Queue Up. Give up your seat to those who need it more. Give Way. Only three taxis are allowed. Prams must be folded. Flush after use. Keep door closed at all times.
There’re even national campaigns to remind people to SMILE and BE COURTEOUS as well!
The thing is, I never quite realise how rules and regulations are introduced to the young generation at a very early stage until Anya started Primary One.
When I pick her up from school, we’d usually chat, and she’d share with me things like, how things go at school that day, how her friends are, and what her teachers did or said (if something in particular happened).
And from what she’s shared, I notice something.
There are apparently ‘school rules’ pasted on her classroom wall too.
Work quietly. Walk quietly.
Ask permission to leave your seat.
Think before you act.
Do not touch others during lesson.
If someone happens to NOT ‘follow the rule’, the kids (Anya included) would rebuke and point to the written rule on the wall and say, ‘Hey! You broke THE RULE!’ Or something like that.
Hmm. Interesting, I thought.
Anya shared with me how a particular friend ‘broke the rule’ when he shouted at his friends, and how another friend ‘broke the rule’ because he left class without asking for permission, etc.

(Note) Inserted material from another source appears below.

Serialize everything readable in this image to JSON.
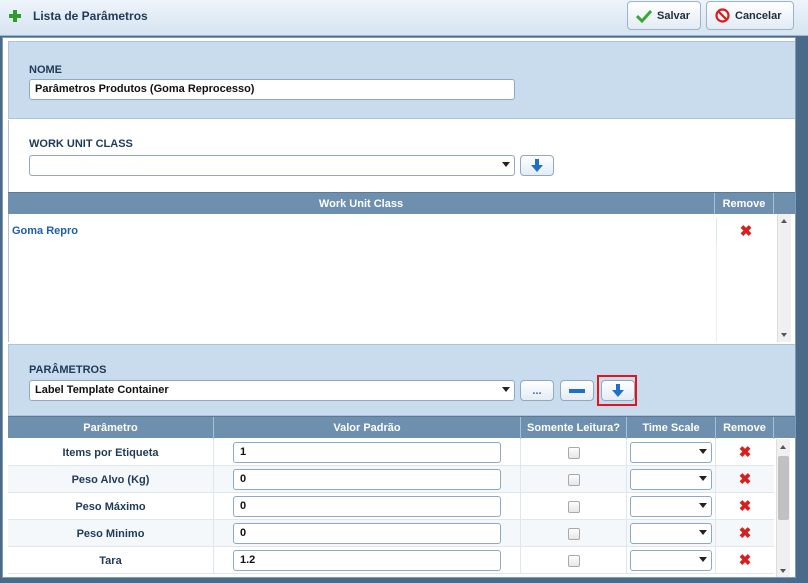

There’s this one time when we’re about to get off a bus, two students happened to block the exit door. And as we (finally) managed to get off, Anya whispered to me how they were ‘supposed’ to give way and how they didn’t follow the rule.
Hmm. I can see how she’s really picked up this concept of obeying and following THE rules and regulations more strongly ever since she’s started Primary One.
[No wonder there's a local movie made on this called 'Just Follow Law'!]
And so I had a casual chat with her (as soon as we got off that bus). And these are some of the points I brought up and highlighted during our conversation:
- Rules and regulations are necessary to keep things in order. To remind people of what they need to do (or NOT do).
- Singapore especially displays and enforces its rules ‘everywhere’. On buses, trains, in taxis, at coffee shops, in shopping malls, at schools, etc.
- As a result, people have a natural tendency to follow the rules. The question is, how about those UNWRITTEN things that we should and should NOT do? Does our mind become so ‘boxed-up’ in rules that we don’t bother to look beyond and do what’s needed – though there are NO rules on them?
Personally, I feel the downside of this situation is, people are somewhat ‘trained’ to follow the rules, so much so that when there’re NO written rules on some things, many choose to NOT care nor act on them too.
eg. ‘I don’t need to give up MY seat since it’s not the allocated / marked one for the elderly’.
[I'm concerned that as a result of living in a society where 'rules' govern our day to day lives, we obey the rules, but we're losing our 'heart' and spontaneity to think of others]
I shared with Anya how while it’s good to observe the rules and regulations, we should also remember that we MUST act on what’s right, even when it’s NOT written anywhere that we should do it.
And, we should NOT do something that we know as wrong, even if there’s NO written rule against it.
I shared with her the values and importance of doing what’s right and necessary, and NOT doing things that we know as wrong, regardless of whether there are rules on them or not.
If someone needs our help, we should immediately offer or GET others to help too (instead of just ignoring the situation and waiting for SOMEONE ELSE to help that person)
If we see someone who needs our seat more, we should immediately get up and offer our seat.
We respect and greet others, because we need to, not because the rules tell us to do so.
Throughout my years of living in Singapore, unfortunately I’ve come across many, MANY people who simply don’t care about others (because there are no rules that tell them to, perhaps?)
Someone could be on the floor, in pain, and everyone just walked pass. A frail old lady might be staggering and slowly getting off the bus, and no one offered a hand to help her get down safely. A young mother could be carrying a little baby, a big baby bag and a heavy-looking pram, and the taxi driver could sit still in his car and not offer help to lift the pram into the trunk.
[And I wonder if this is the kind of society that metropolitan cities tend to 'produce' in general]
Thank goodness, through the years, I’ve also seen some who DO show their care for others. Who think about others more than the convenience of oneself. Who offer help though it doesn’t ‘benefit’ the person who helps.
And I sincerely hope my family, including our little ones, can be amongst those people who DO care about other people.
Yes, although there are NO written rules to tell us to do so.
Btw, I’d love to hear your views and thoughts on this.